How did this happen?
Richard Anthony Jones, 42, has spent the last 17 years in prison for a robbery that he has always insisted he didn't commit. There was never any hard evidence to link him to the crime, but he was found guilty based on the testimony of eyewitnesses who identified him as the culprit.
However, thanks to work by the Midwest Innocence Project and the Paul E. Wilson Defender Project, the state was presented with new information: a man who looked almost exactly like Jones lived right near the site of the robbery at the time the crime occurred. This man's face had not been present in a set of photos that had been presented to the eyewitnesses. In fact, none of the photos they were shown looked like the description they had given, except for Jones.
The lawyers working to free Jones argued that the way this was handled was "highly suggestive" to the witnesses. When the original eyewitnesses were shown the pictures of Jones and the other man, they could not say for certain which man had committed the crime.
While the other man has not been charged with the nearly two-decades-old robbery, this evidence was enough for District Judge Kevin Moriarty to order Jones to be released.
Jones told KDAF-TV that "belief in God and praying" kept him strong during his time in prison. He also said that he plans to look to the future instead of dwelling on the past and that he thinks that this experience has given him "a platform to speak for people who can't speak for themselves."
The overturned conviction was only the beginning.
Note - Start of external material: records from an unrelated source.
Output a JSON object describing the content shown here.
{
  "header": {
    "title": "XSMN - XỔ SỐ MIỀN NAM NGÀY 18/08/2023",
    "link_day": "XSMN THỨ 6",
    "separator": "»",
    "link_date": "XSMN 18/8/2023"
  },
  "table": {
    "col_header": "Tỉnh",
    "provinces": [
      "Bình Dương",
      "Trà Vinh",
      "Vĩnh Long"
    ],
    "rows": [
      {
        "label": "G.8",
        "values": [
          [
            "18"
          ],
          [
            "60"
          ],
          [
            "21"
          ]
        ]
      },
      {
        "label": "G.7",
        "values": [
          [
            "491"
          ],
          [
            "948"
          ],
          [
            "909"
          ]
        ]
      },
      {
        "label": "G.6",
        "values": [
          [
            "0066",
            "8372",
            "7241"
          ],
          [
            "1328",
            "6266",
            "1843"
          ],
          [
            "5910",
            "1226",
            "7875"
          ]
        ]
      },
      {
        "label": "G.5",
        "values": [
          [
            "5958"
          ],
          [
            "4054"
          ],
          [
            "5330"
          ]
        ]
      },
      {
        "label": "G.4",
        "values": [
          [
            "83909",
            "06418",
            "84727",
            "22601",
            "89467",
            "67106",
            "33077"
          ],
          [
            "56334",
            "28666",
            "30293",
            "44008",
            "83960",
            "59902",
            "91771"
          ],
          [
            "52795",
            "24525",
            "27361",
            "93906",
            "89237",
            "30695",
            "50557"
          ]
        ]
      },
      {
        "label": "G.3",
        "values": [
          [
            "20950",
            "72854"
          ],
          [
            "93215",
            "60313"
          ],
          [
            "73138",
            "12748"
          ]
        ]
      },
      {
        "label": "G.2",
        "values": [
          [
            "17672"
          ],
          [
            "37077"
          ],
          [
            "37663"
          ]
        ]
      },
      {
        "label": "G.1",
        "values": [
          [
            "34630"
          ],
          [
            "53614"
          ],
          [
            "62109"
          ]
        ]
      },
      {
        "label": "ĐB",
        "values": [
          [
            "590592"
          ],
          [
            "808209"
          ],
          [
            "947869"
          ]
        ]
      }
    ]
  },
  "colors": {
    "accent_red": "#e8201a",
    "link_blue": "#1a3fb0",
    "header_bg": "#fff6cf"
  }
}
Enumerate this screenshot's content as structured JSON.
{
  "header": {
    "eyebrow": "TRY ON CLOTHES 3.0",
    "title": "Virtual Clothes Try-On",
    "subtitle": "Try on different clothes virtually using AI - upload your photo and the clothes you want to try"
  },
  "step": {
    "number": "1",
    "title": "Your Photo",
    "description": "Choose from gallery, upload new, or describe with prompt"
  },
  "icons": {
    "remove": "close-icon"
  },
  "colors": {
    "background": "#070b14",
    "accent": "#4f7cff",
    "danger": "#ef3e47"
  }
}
Jones also became the first person to get a compensated for his wrongful imprisonment under a new Kansas state law.
The payout in his case added up to $1,103,945. He was also granted a certificate of innocence, which could be crucial if he tries to get a job after so long in prison, as well as counseling and two years of state-provided health care.